We are in trouble out here. They don’t understand the math that I am supposed to be teaching them. That math is way too far outside their current level of mathematical understanding. I am required to teach that math. They are not asking questions. They are not trying to fill in the blanks. They just want to sit and chat with friends. The new seating chart caused an uproar in one class. (The other did great.) The class that erupted wants to socialize and their new seats were standing in their way. My patience was fraying by the end of the day.
“Fine,” I said, “if you can all talk, you must know the material.”

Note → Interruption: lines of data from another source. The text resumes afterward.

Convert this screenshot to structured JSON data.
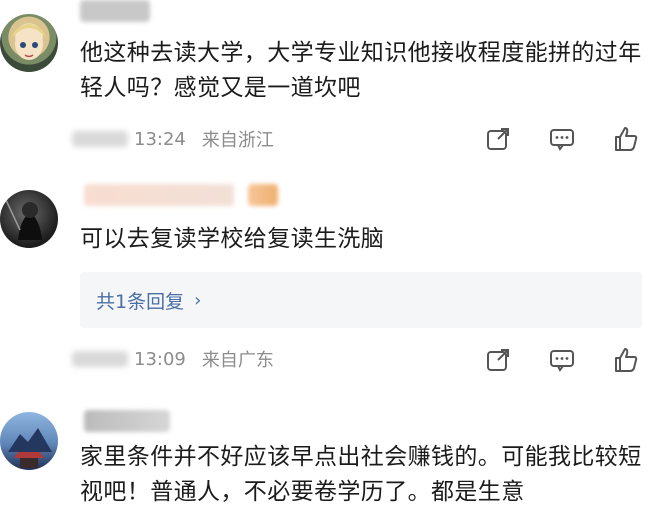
{
  "comments": [
    {
      "text": "他这种去读大学，大学专业知识他接收程度能拼的过年轻人吗？感觉又是一道坎吧",
      "time": "13:24",
      "location": "来自浙江"
    },
    {
      "text": "可以去复读学校给复读生洗脑",
      "time": "13:09",
      "location": "来自广东",
      "replies_label": "共1条回复"
    },
    {
      "text": "家里条件并不好应该早点出社会赚钱的。可能我比较短视吧！普通人，不必要卷学历了。都是生意"
    }
  ],
  "icons": {
    "share": "share-icon",
    "comment": "comment-icon",
    "like": "like-icon"
  },
  "colors": {
    "text": "#1b1b1b",
    "meta": "#8c8c8c",
    "link": "#4a6fa5",
    "reply_bg": "#f5f6f8"
  }
}
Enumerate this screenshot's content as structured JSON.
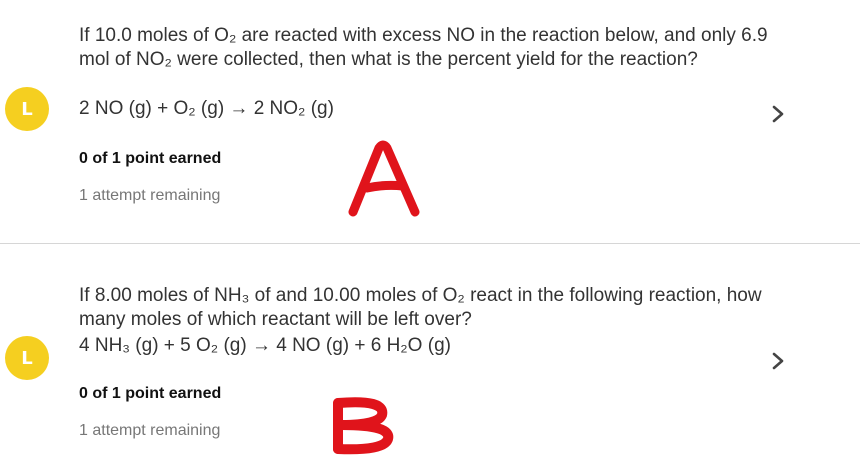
{
  "questions": [
    {
      "status_icon_letter": "L",
      "text": "If 10.0 moles of O₂ are reacted with excess NO in the reaction below, and only 6.9 mol of NO₂ were collected, then what is the percent yield for the reaction?",
      "equation": "2 NO (g) + O₂ (g) → 2 NO₂ (g)",
      "points": "0 of 1 point earned",
      "attempts": "1 attempt remaining",
      "handwritten_mark": "A"
    },
    {
      "status_icon_letter": "L",
      "text": "If 8.00 moles of NH₃ of and 10.00 moles of O₂ react in the following reaction, how many moles of which reactant will be left over?",
      "equation": "4 NH₃ (g) + 5 O₂ (g) → 4 NO (g) + 6 H₂O (g)",
      "points": "0 of 1 point earned",
      "attempts": "1 attempt remaining",
      "handwritten_mark": "B"
    }
  ],
  "colors": {
    "status_icon": "#f5cf20",
    "handwriting": "#e0141b",
    "divider": "#d6d6d6",
    "text": "#333333",
    "muted": "#777777"
  },
  "icons": {
    "status": "late-icon",
    "expand": "chevron-right-icon"
  }
}
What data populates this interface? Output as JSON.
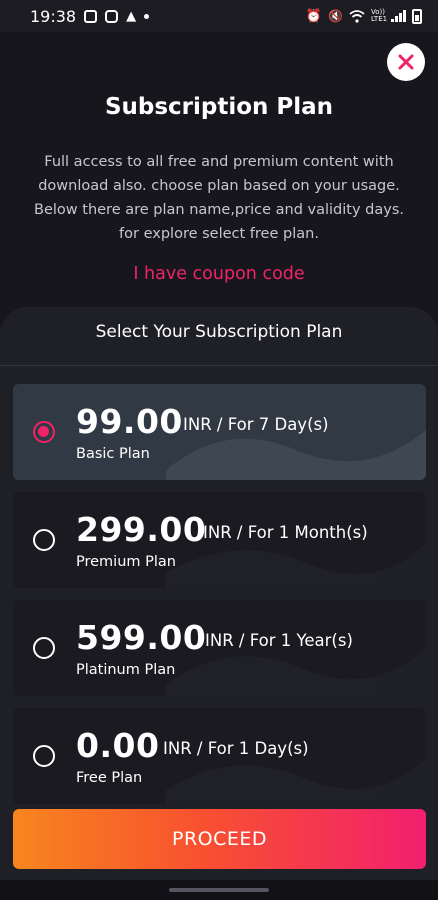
{
  "status_bar": {
    "time": "19:38",
    "left_icons": [
      "image-icon",
      "instagram-icon",
      "notification-icon",
      "dot-icon"
    ],
    "right_icons": [
      "alarm-icon",
      "mute-icon",
      "wifi-icon",
      "volte-icon",
      "signal-icon",
      "battery-icon"
    ],
    "volte_label": "Vo))\nLTE1"
  },
  "dialog": {
    "close_icon": "close-icon",
    "title": "Subscription Plan",
    "description": "Full access to all free and premium content with download also. choose plan based on your usage. Below there are plan name,price and validity days. for explore select free plan.",
    "coupon_link": "I have coupon code"
  },
  "plans_panel": {
    "title": "Select Your Subscription Plan",
    "plans": [
      {
        "price": "99.00",
        "period": "INR / For 7 Day(s)",
        "name": "Basic Plan",
        "selected": true
      },
      {
        "price": "299.00",
        "period": "INR / For 1 Month(s)",
        "name": "Premium Plan",
        "selected": false
      },
      {
        "price": "599.00",
        "period": "INR / For 1 Year(s)",
        "name": "Platinum Plan",
        "selected": false
      },
      {
        "price": "0.00",
        "period": "INR / For 1 Day(s)",
        "name": "Free Plan",
        "selected": false
      }
    ]
  },
  "proceed_button": {
    "label": "PROCEED"
  },
  "colors": {
    "accent": "#ef2468",
    "background": "#16161c",
    "panel": "#1f1f26",
    "selected_card": "#313944",
    "gradient_start": "#f7861e",
    "gradient_end": "#f21f6f"
  }
}
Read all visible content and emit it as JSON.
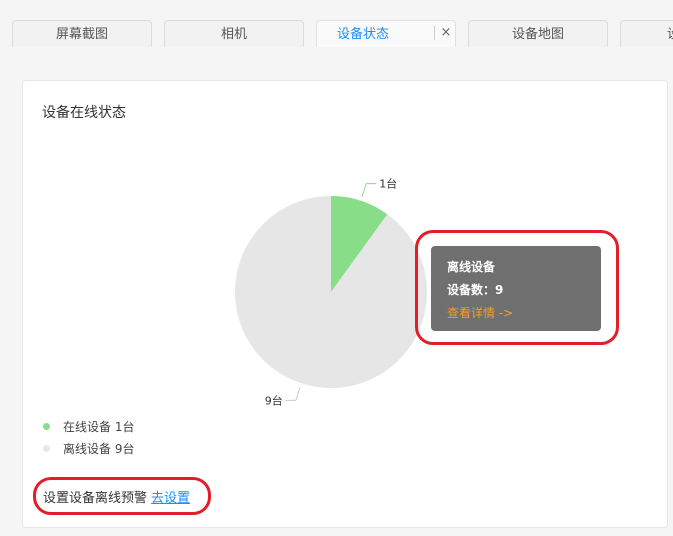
{
  "tabs": [
    {
      "label": "屏幕截图"
    },
    {
      "label": "相机"
    },
    {
      "label": "设备状态",
      "active": true
    },
    {
      "label": "设备地图"
    },
    {
      "label": "设"
    }
  ],
  "tab_close": "×",
  "card": {
    "title": "设备在线状态"
  },
  "chart_data": {
    "type": "pie",
    "categories": [
      "在线设备",
      "离线设备"
    ],
    "values": [
      1,
      9
    ],
    "slice_labels": [
      "1台",
      "9台"
    ],
    "colors": [
      "#88dd88",
      "#e6e6e6"
    ]
  },
  "tooltip": {
    "title": "离线设备",
    "count_label": "设备数：9",
    "link": "查看详情 ->"
  },
  "legend": [
    {
      "label": "在线设备 1台",
      "color": "#88dd88"
    },
    {
      "label": "离线设备 9台",
      "color": "#e6e6e6"
    }
  ],
  "footer": {
    "text": "设置设备离线预警",
    "link": "去设置"
  },
  "annotation_color": "#e31d2a"
}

I hit them with the pop-quiz and quickly realized they knew just about as much as I thought they knew. After letting them struggle a bit, I gave them a rather fierce lecture about accountability, the gist of which was that it’s OK not to know, but not OK not to try. I cancelled my pointless quiz.

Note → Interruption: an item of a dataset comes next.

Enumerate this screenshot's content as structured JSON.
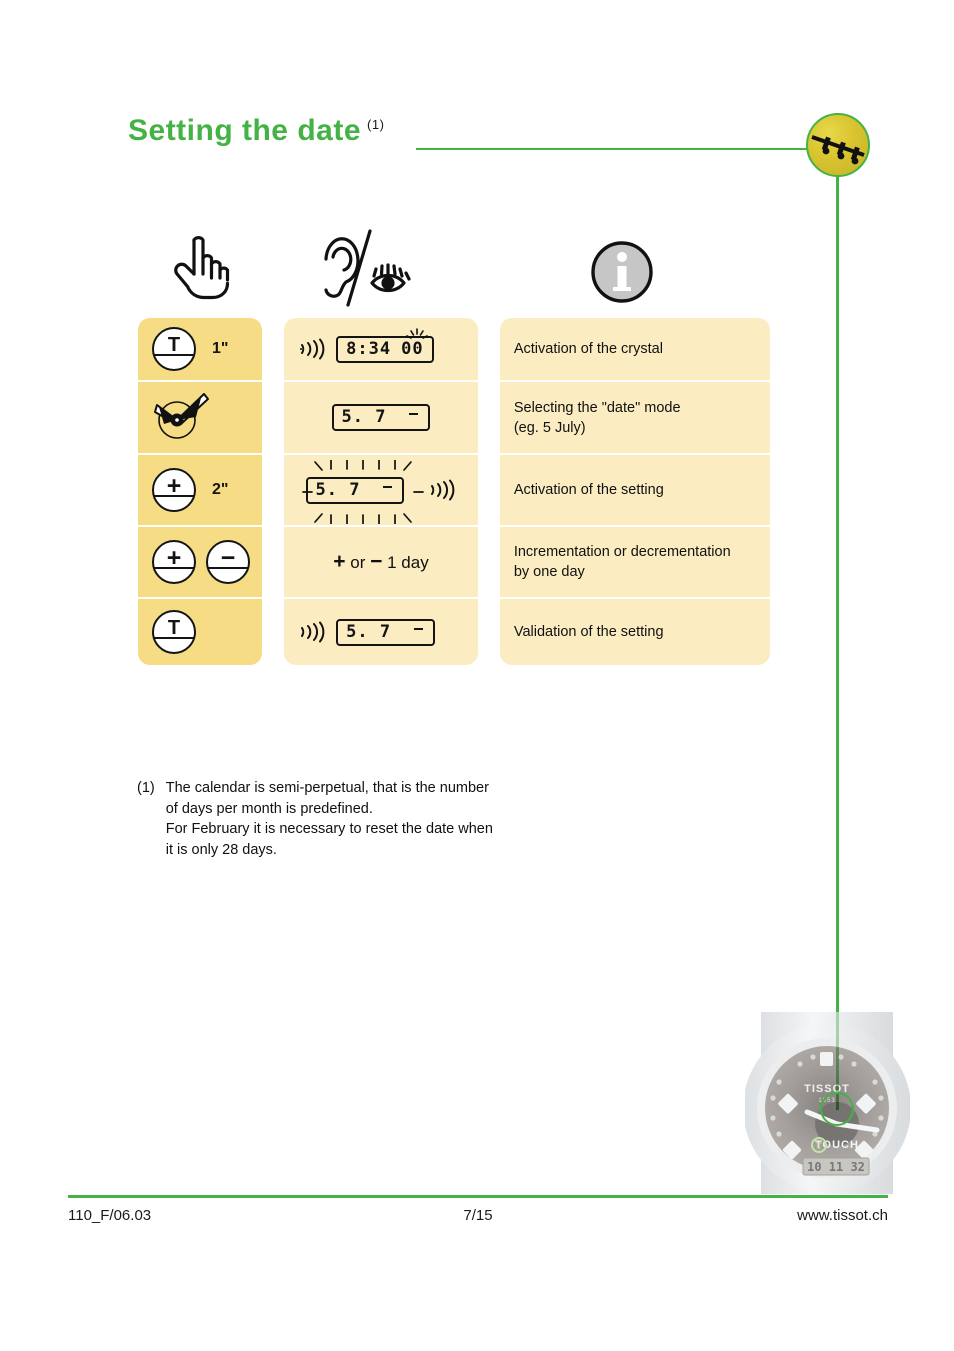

ONE problem with being in a district that is suddenly attempting to force increased academic improvement through lesson plans scripted by outsiders: These kids are unused to being pushed to move at a faster pace. They need to learn to operate at that faster pace, but I am pretty sure they are still hoping all the new changes will go away. They want to behave like they did in past years. They can’t. They can’t if they want to pass their classes, anyway. Accountability has gone up dramatically for them. My students don’t like it, but I believe they are likely to benefit in the long-run.

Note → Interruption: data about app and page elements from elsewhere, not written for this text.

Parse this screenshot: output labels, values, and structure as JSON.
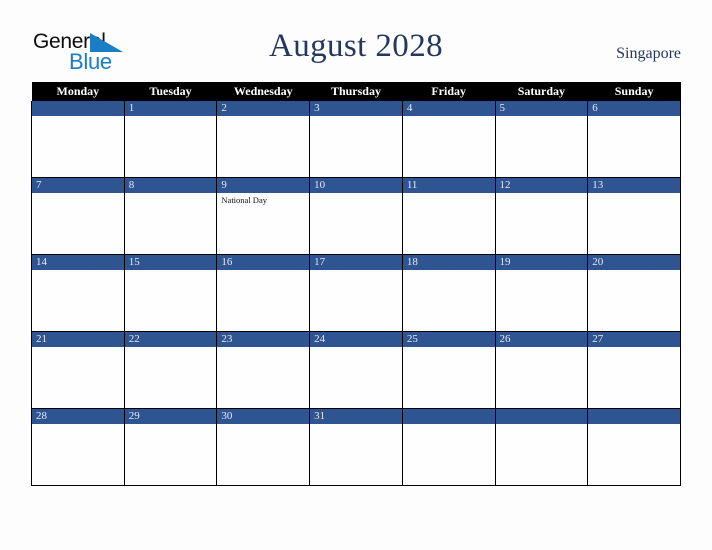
{
  "brand": {
    "word1": "General",
    "word2": "Blue",
    "triangle_icon": "triangle-icon",
    "word1_color": "#0d0d0d",
    "word2_color": "#1b7dc4",
    "triangle_color": "#1b7dc4"
  },
  "header": {
    "title": "August 2028",
    "country": "Singapore",
    "title_color": "#24385f"
  },
  "colors": {
    "day_header_bg": "#000000",
    "day_header_text": "#ffffff",
    "date_bar_bg": "#2e5491",
    "date_bar_text": "#e8eaef",
    "cell_bg": "#fefeff",
    "page_bg": "#fdfdfd",
    "grid_line": "#000000"
  },
  "calendar": {
    "weekday_headers": [
      "Monday",
      "Tuesday",
      "Wednesday",
      "Thursday",
      "Friday",
      "Saturday",
      "Sunday"
    ],
    "weeks": [
      [
        {
          "date": "",
          "events": []
        },
        {
          "date": "1",
          "events": []
        },
        {
          "date": "2",
          "events": []
        },
        {
          "date": "3",
          "events": []
        },
        {
          "date": "4",
          "events": []
        },
        {
          "date": "5",
          "events": []
        },
        {
          "date": "6",
          "events": []
        }
      ],
      [
        {
          "date": "7",
          "events": []
        },
        {
          "date": "8",
          "events": []
        },
        {
          "date": "9",
          "events": [
            "National Day"
          ]
        },
        {
          "date": "10",
          "events": []
        },
        {
          "date": "11",
          "events": []
        },
        {
          "date": "12",
          "events": []
        },
        {
          "date": "13",
          "events": []
        }
      ],
      [
        {
          "date": "14",
          "events": []
        },
        {
          "date": "15",
          "events": []
        },
        {
          "date": "16",
          "events": []
        },
        {
          "date": "17",
          "events": []
        },
        {
          "date": "18",
          "events": []
        },
        {
          "date": "19",
          "events": []
        },
        {
          "date": "20",
          "events": []
        }
      ],
      [
        {
          "date": "21",
          "events": []
        },
        {
          "date": "22",
          "events": []
        },
        {
          "date": "23",
          "events": []
        },
        {
          "date": "24",
          "events": []
        },
        {
          "date": "25",
          "events": []
        },
        {
          "date": "26",
          "events": []
        },
        {
          "date": "27",
          "events": []
        }
      ],
      [
        {
          "date": "28",
          "events": []
        },
        {
          "date": "29",
          "events": []
        },
        {
          "date": "30",
          "events": []
        },
        {
          "date": "31",
          "events": []
        },
        {
          "date": "",
          "events": []
        },
        {
          "date": "",
          "events": []
        },
        {
          "date": "",
          "events": []
        }
      ]
    ]
  }
}
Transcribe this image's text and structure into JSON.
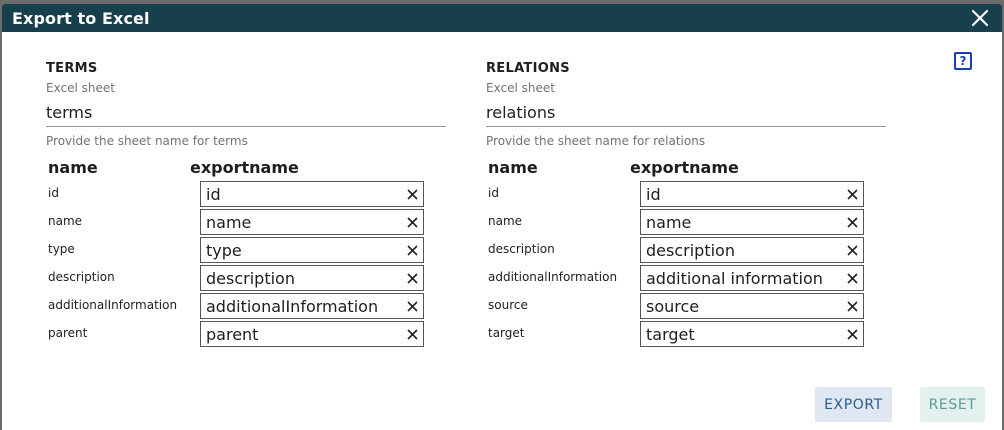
{
  "dialog": {
    "title": "Export to Excel",
    "help_symbol": "?"
  },
  "terms": {
    "title": "TERMS",
    "sheet_label": "Excel sheet",
    "sheet_value": "terms",
    "sheet_help": "Provide the sheet name for terms",
    "col_name": "name",
    "col_export": "exportname",
    "rows": [
      {
        "name": "id",
        "export": "id"
      },
      {
        "name": "name",
        "export": "name"
      },
      {
        "name": "type",
        "export": "type"
      },
      {
        "name": "description",
        "export": "description"
      },
      {
        "name": "additionalInformation",
        "export": "additionalInformation"
      },
      {
        "name": "parent",
        "export": "parent"
      }
    ]
  },
  "relations": {
    "title": "RELATIONS",
    "sheet_label": "Excel sheet",
    "sheet_value": "relations",
    "sheet_help": "Provide the sheet name for relations",
    "col_name": "name",
    "col_export": "exportname",
    "rows": [
      {
        "name": "id",
        "export": "id"
      },
      {
        "name": "name",
        "export": "name"
      },
      {
        "name": "description",
        "export": "description"
      },
      {
        "name": "additionalInformation",
        "export": "additional information"
      },
      {
        "name": "source",
        "export": "source"
      },
      {
        "name": "target",
        "export": "target"
      }
    ]
  },
  "actions": {
    "export_label": "EXPORT",
    "reset_label": "RESET"
  },
  "colors": {
    "titlebar": "#173f4c",
    "help": "#1a3fb0",
    "export_bg": "#dfe8f2",
    "reset_bg": "#e2f0ee"
  },
  "icons": {
    "close": "close-icon",
    "clear": "clear-icon",
    "help": "help-icon"
  }
}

Eduhonesty: I’m not sure I can get buy-in for the new program, at least not from a majority of students. I haven’t given up yet. Soon mandatory after-school tutoring will kick in. When they start losing afternoon hours because of what they failed to do or study, I hope for more effort.